Would you restate the entries below exactly, keeping every line?

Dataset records
•••

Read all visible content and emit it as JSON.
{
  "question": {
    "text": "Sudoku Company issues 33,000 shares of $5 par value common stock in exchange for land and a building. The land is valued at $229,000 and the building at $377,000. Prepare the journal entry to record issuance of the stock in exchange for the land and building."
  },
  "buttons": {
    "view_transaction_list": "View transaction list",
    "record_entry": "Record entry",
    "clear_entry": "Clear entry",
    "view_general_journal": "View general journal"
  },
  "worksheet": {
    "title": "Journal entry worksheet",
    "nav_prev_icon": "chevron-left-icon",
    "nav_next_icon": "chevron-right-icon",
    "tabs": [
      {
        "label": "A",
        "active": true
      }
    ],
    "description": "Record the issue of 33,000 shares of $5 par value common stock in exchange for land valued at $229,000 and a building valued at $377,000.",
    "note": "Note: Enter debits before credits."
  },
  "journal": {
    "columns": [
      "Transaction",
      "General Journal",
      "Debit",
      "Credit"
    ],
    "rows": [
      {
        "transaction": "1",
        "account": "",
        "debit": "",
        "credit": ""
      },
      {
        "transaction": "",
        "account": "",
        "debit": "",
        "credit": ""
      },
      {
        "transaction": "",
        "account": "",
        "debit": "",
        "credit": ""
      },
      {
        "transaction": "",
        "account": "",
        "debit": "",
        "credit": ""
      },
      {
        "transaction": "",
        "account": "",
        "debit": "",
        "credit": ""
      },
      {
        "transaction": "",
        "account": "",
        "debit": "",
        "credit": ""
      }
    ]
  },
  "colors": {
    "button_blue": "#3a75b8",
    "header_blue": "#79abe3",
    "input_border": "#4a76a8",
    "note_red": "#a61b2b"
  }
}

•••

● **Solution below**:
Read all visible content and emit it as JSON.
{
  "question": {
    "text": "Sudoku Company issues 33,000 shares of $5 par value common stock in exchange for land and a building. The land is valued at $229,000 and the building at $377,000. Prepare the journal entry to record issuance of the stock in exchange for the land and building."
  },
  "buttons": {
    "view_transaction_list": "View transaction list",
    "record_entry": "Record entry",
    "clear_entry": "Clear entry",
    "view_general_journal": "View general journal"
  },
  "worksheet": {
    "title": "Journal entry worksheet",
    "nav_prev_icon": "chevron-left-icon",
    "nav_next_icon": "chevron-right-icon",
    "tabs": [
      {
        "label": "A",
        "active": true
      }
    ],
    "description": "Record the issue of 33,000 shares of $5 par value common stock in exchange for land valued at $229,000 and a building valued at $377,000.",
    "note": "Note: Enter debits before credits."
  },
  "journal": {
    "columns": [
      "Transaction",
      "General Journal",
      "Debit",
      "Credit"
    ],
    "rows": [
      {
        "transaction": "1",
        "account": "",
        "debit": "",
        "credit": ""
      },
      {
        "transaction": "",
        "account": "",
        "debit": "",
        "credit": ""
      },
      {
        "transaction": "",
        "account": "",
        "debit": "",
        "credit": ""
      },
      {
        "transaction": "",
        "account": "",
        "debit": "",
        "credit": ""
      },
      {
        "transaction": "",
        "account": "",
        "debit": "",
        "credit": ""
      },
      {
        "transaction": "",
        "account": "",
        "debit": "",
        "credit": ""
      }
    ]
  },
  "colors": {
    "button_blue": "#3a75b8",
    "header_blue": "#79abe3",
    "input_border": "#4a76a8",
    "note_red": "#a61b2b"
  }
}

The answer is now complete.